Conan O'Brien on taking over Tonight Show Monday: '(I'm) like a racehorse put in the stall five years ago'
But Conan O'Brien sounds unruffled to the point of boredom while talking about his impending June 1 debut as the new host of NBC's Tonight Show, shrugging off controversy about the old host sticking around to lead a 10 p.m. show this fall -- imagine if Johnny Carson had moved to prime time after handing his show to Jay Leno back in 1992 -- and emphasizing his friendship with the previous regime.
"Jay staying with the network and going to 10 o'clock has made the transition easier for all of us," O'Brien insisted in a conference call with journalists Tuesday. "He's happy, I'm happy. It's kind of a godsend."
In the course of an hour, O'Brien also reveals his Tonight Show will keep his old theme from Late Night With Conan O'Brien, but in a new form, and his approach to the new show will mostly be about channeling his old self in a new Los Angeles studio. Now 46 and married with two kids, he's a very different man than the unknown 30-year-old who took over David Letterman's old time slot in 1993 -- an experienced hand given the biggest playground of his career.
"Johnny Carson, when I first met him years ago, told me: just be yourself. That’s basically, all anyone who knows anything about these shows tells me – do it your way. These shows are such an extension of the host. A host has to put his stamp on it, that’s the only way it’s going to work.”
"In my career, I never once said I’m going to do X because that would be a good rating. I always seem to do things that were funny, and the ratings follow. Foremost in my mind was really to try hard to give people a good show try and establish that the Tonight Show – the tradition at least continues.”
"I have a rule, which is don’t over-think this. My most important job is to think of funny things to do with my writers and really enjoy this. When I’m having fun it seems to be good television. If I’m happy, it tends to look good on television. I know it’s a big responsibility, but man it would be a shame not to enjoy this.”
"To me, it’s not about who gets a guest first, it’s what you do with them.”
“This move is kind of unprecedented in network television. (But) at the end of the day, nothing changed for me. It’s June 1 2009, I’m hosting the tonight show. Don’t worry about what anybody else is doing. As far as what this does to broadcast television in general: I have no idea. I don’t know where we’re going to be a few years from now. The Tonight Show might be a pill you get from the drug store. And people swallow it with a vodka tonic and say ‘Good monologue Conan.’”
“At some point, my show is going to have to morph into a detective show. About four weeks in, Andy and I will be solving crimes. It’s going to be Murder She Wrote with a slightly younger demo.”
"I had this feeling in 1993 – most people thought 'Oh my God, he has to be petrified.' But the most overwhelming feeling you have is 'Let’s go do this.' It’s the doing of the show where you find what the show is. I’ve been telling people I feel like a racehorse that was put in the stall five years ago.”
“At this point, to quote Popeye, 'I am who I am.' This is it. And so my job is to apply that sensibility to this venerated talk show legacy and see what happens.”
“I miss the street culture (in New York). When you walk down the street in Los Angeles, people think you’re off your meds.

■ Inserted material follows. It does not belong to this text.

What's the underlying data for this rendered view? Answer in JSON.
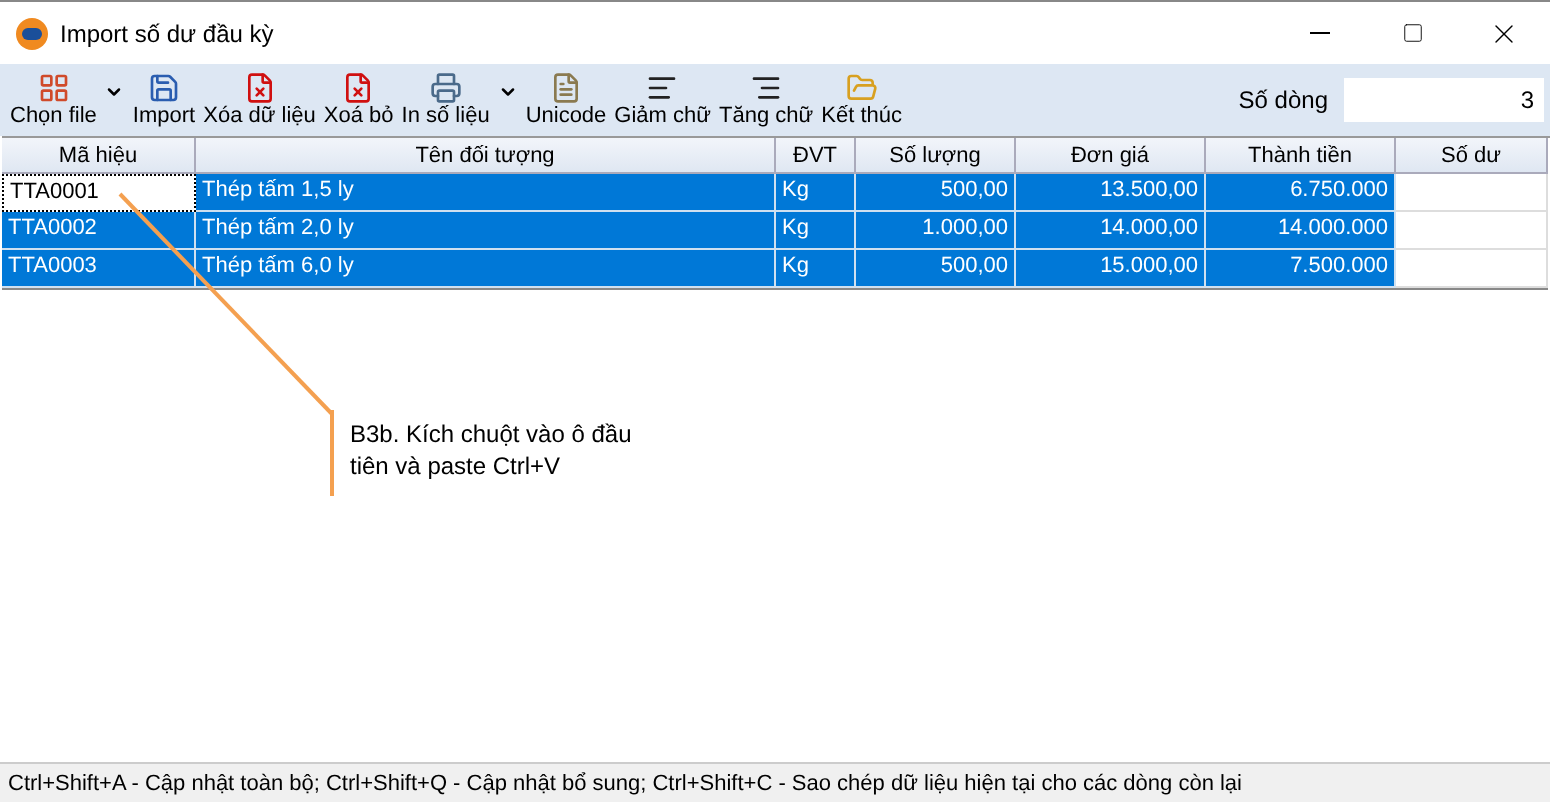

There’s a culture here, if you’re not in your car, you better be walking into a restaurant or a club. That takes a little getting used to.”
“There were nights (on the old show) where we did arbitrary humor…I would give my writers a hard time. They would say 'The joke, is that there’s no joke.' And I would say, 'Yeah, but we’re getting paid'. There would be times when it was 1:25 in the morning and we’d have a cactus playing flute just to see what would happen. Can we do that at 11:30? Well, maybe at 12:20. For the first time in my career, I’m performing for people who are fully awake.”
“It’s very strange to be off television when you’re on television that long, (but) it has in no way been a break. The late-night show signed off on Feb. 20. Two days later, there was an SUV waiting for me and took me to the airport, I went on an affiliate tour. And when that was over, we started trying to set up here and prepare and get ready . . . My wife has actually said, 'I can’t wait until you get on the air, so we might actually see you at home a little more.”